Segment Open

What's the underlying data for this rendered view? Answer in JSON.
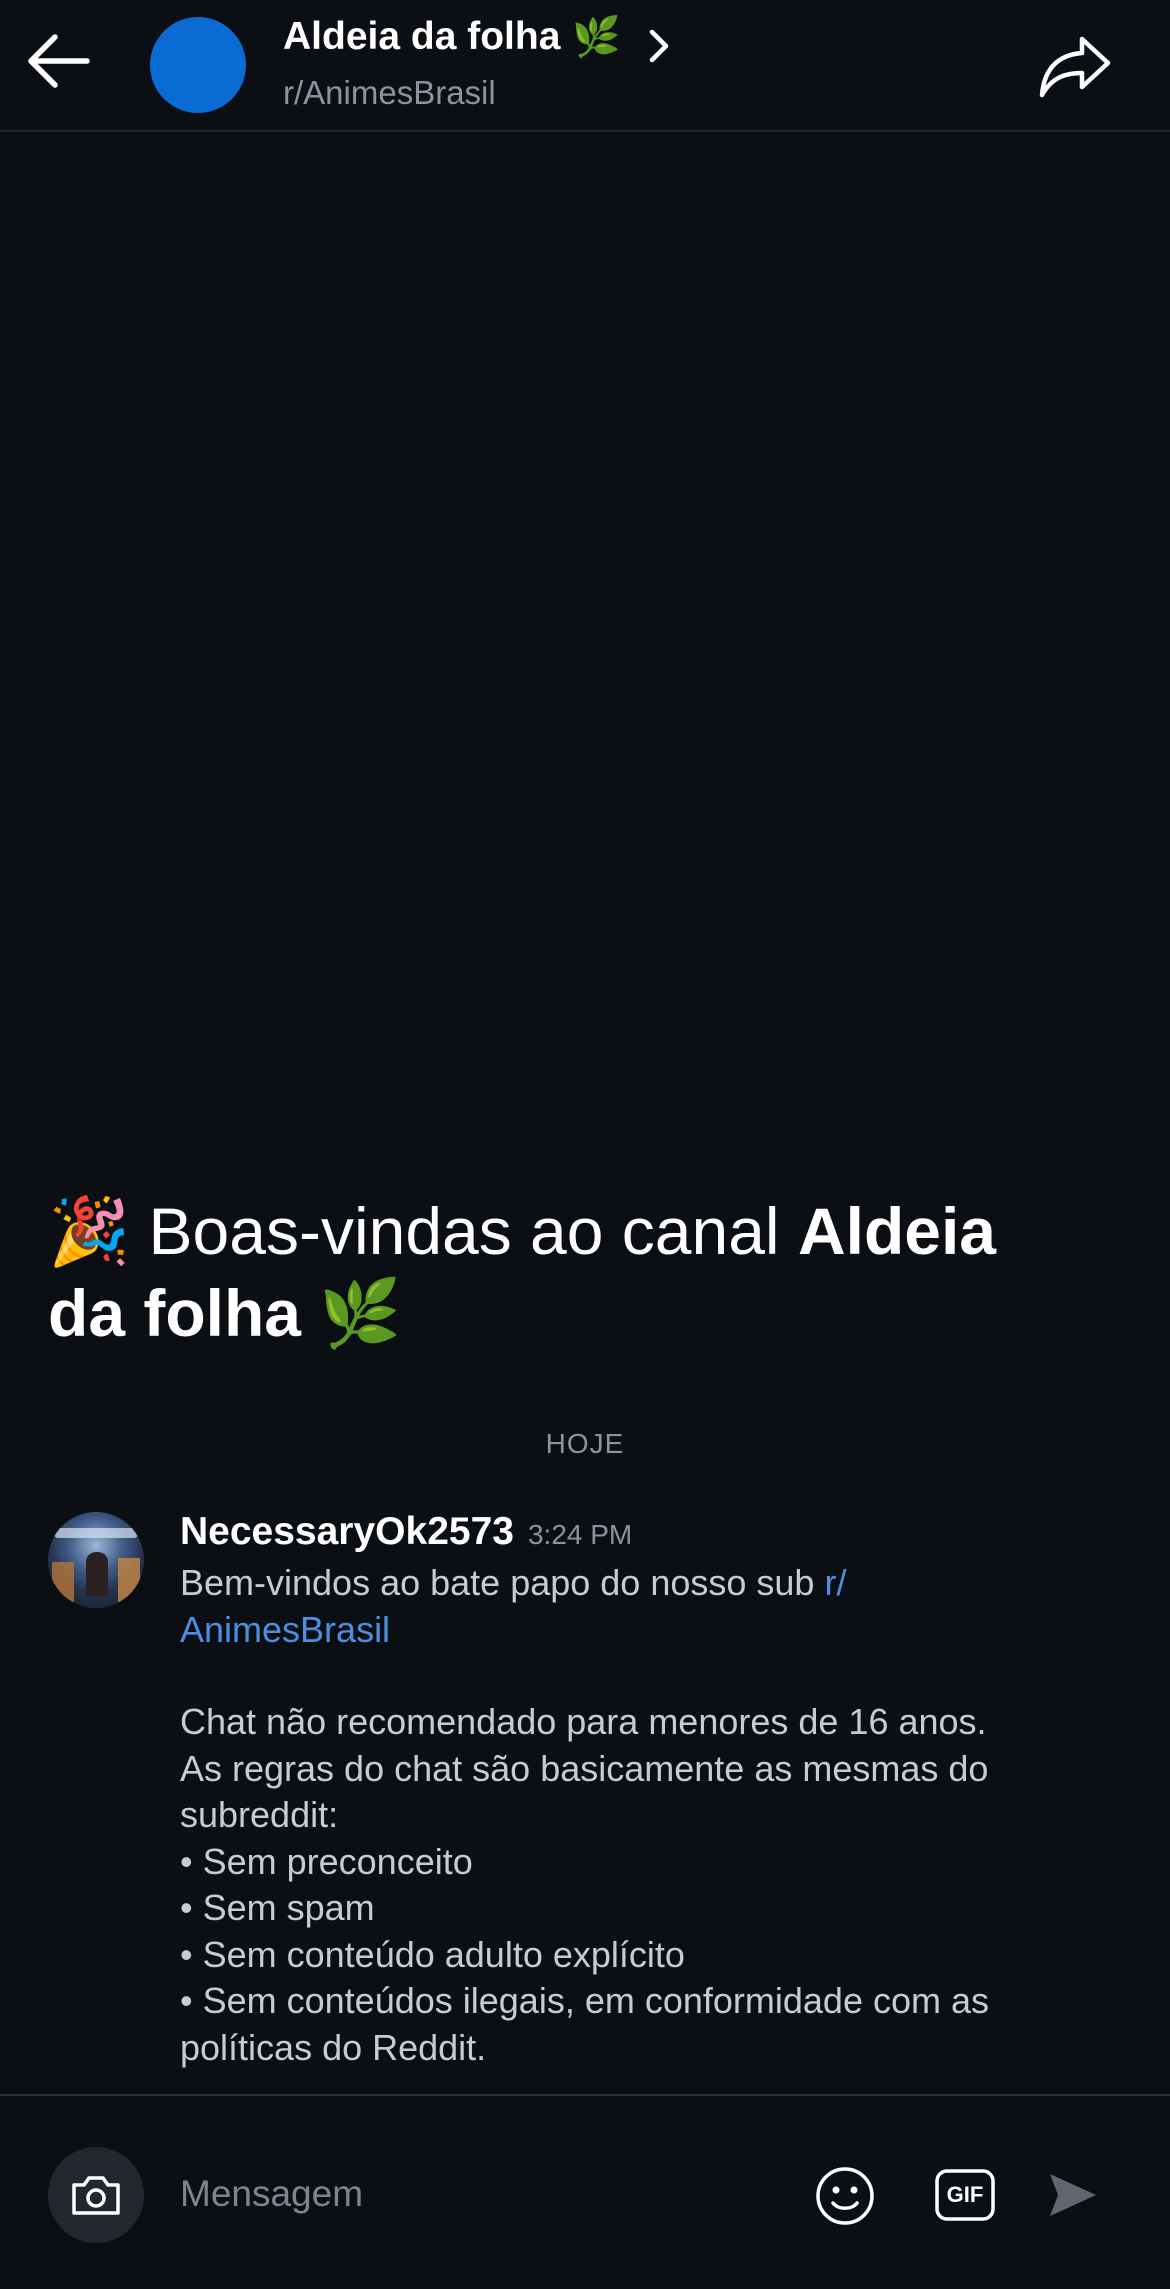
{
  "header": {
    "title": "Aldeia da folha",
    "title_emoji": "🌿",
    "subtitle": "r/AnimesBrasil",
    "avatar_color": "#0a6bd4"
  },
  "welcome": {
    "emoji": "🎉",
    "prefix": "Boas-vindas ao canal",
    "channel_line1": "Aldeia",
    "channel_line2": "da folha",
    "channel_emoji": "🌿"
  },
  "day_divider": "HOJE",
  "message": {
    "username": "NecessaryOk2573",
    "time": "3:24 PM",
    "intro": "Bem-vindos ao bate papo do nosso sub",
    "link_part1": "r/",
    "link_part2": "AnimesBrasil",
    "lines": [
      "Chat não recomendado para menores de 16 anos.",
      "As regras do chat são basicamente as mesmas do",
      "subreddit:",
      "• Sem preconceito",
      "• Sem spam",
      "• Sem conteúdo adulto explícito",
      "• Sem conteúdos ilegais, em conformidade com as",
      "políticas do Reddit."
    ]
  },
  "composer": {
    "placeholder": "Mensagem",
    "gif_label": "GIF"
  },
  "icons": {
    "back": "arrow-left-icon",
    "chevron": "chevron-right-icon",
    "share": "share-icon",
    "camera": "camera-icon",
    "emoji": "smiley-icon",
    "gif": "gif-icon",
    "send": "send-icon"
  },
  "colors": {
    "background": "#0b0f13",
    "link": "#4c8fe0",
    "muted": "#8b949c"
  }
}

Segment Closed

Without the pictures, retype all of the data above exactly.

## ANSWER BELOW
What's the underlying data for this rendered view? Answer in JSON.
{
  "header": {
    "title": "Aldeia da folha",
    "title_emoji": "🌿",
    "subtitle": "r/AnimesBrasil",
    "avatar_color": "#0a6bd4"
  },
  "welcome": {
    "emoji": "🎉",
    "prefix": "Boas-vindas ao canal",
    "channel_line1": "Aldeia",
    "channel_line2": "da folha",
    "channel_emoji": "🌿"
  },
  "day_divider": "HOJE",
  "message": {
    "username": "NecessaryOk2573",
    "time": "3:24 PM",
    "intro": "Bem-vindos ao bate papo do nosso sub",
    "link_part1": "r/",
    "link_part2": "AnimesBrasil",
    "lines": [
      "Chat não recomendado para menores de 16 anos.",
      "As regras do chat são basicamente as mesmas do",
      "subreddit:",
      "• Sem preconceito",
      "• Sem spam",
      "• Sem conteúdo adulto explícito",
      "• Sem conteúdos ilegais, em conformidade com as",
      "políticas do Reddit."
    ]
  },
  "composer": {
    "placeholder": "Mensagem",
    "gif_label": "GIF"
  },
  "icons": {
    "back": "arrow-left-icon",
    "chevron": "chevron-right-icon",
    "share": "share-icon",
    "camera": "camera-icon",
    "emoji": "smiley-icon",
    "gif": "gif-icon",
    "send": "send-icon"
  },
  "colors": {
    "background": "#0b0f13",
    "link": "#4c8fe0",
    "muted": "#8b949c"
  }
}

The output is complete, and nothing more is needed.